Have you ever had to fight fungus on your feet? The infection may show up between your toes or spread over the soles. To get rid of it, you may have tried an antifungal lotion or cream, such as clotrimazole, miconazole or tolnaftate. Perhaps you have developed a regimen for treating your shoes as well. Many People’s Pharmacy readers would prefer a home remedy, so long as it works. Here is one reader’s story.
Can You Fight Fungus Between the Toes?
Q. I have had trouble with fungal infections between my toes. I used clotrimazole, which seemed to help a bit.
What really cleared it up was apple cider vinegar.
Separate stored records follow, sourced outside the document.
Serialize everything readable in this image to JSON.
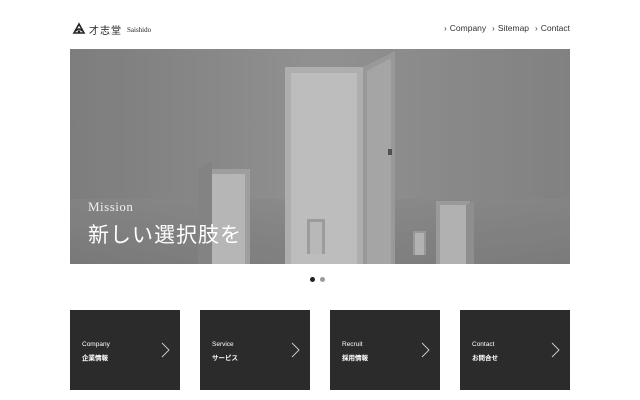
{
  "header": {
    "logo_jp": "才志堂",
    "logo_en": "Saishido",
    "logo_icon": "brush-emblem-icon",
    "nav": [
      {
        "label": "Company"
      },
      {
        "label": "Sitemap"
      },
      {
        "label": "Contact"
      }
    ]
  },
  "hero": {
    "label": "Mission",
    "title": "新しい選択肢を",
    "slides_total": 2,
    "slide_active": 1
  },
  "cards": [
    {
      "en": "Company",
      "jp": "企業情報"
    },
    {
      "en": "Service",
      "jp": "サービス"
    },
    {
      "en": "Recruit",
      "jp": "採用情報"
    },
    {
      "en": "Contact",
      "jp": "お問合せ"
    }
  ],
  "colors": {
    "card_bg": "#2b2b2b",
    "hero_bg": "#8f8f8f",
    "dot_active": "#222222",
    "dot_inactive": "#9a9a9a"
  }
}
Once a week after bathing, I would use cotton wool with neat ACV applied to it. I wiped between my toes and the front part of my foot. My feet were better than ever after doing that.
I read that fungi have a protective coating around them that stops the immune system from killing them. ACV apparently breaks this protective coating down so your body can then kill the fungus.
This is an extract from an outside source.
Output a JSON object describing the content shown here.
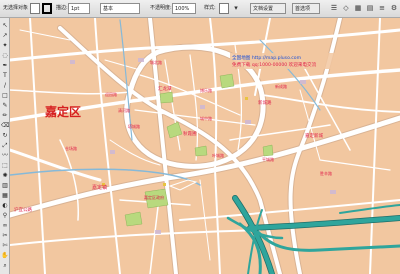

Apple Cider Vinegar Against Foot Fungus:
A. Thanks for sharing your approach. Researchers have noted that acetic acid (vinegar) has antifungal properties (Sleven et al, Mycoses, May 2016).
Vinegar Sock Soak to Fight Fungus:
An intriguing recommendation was published in the Journal of the American Academy of Dermatology (Sept. 22, 2017). The authors suggest a “vinegar sock soak.”
Here is their protocol:
“Each evening, patients go to a bathroom or other place with a vinegar-resistant floor, don old cotton socks, pour a few spoons of plain or apple-cider vinegar and a few spoons of water over the toes, and sit and read for 10-15 minutes. They then doff the socks, apply topical antifungals, and go to bed. In our experience, compliance, efficacy, and satisfaction are high with most patients achieving complete clinical responses within a year.”
We assume that most of these people were treating toenail fungus. That takes a year to eliminate, since the nails must grow out completely. We expect athlete’s foot infections to clear up far more quickly.
Although it is expressed in nonspecific language, it appears that the dermatologists are recommending a dilute vinegar solution. Many readers have tried soaking their feet in half vinegar and half water. That might also be a good proportion for the sock soak.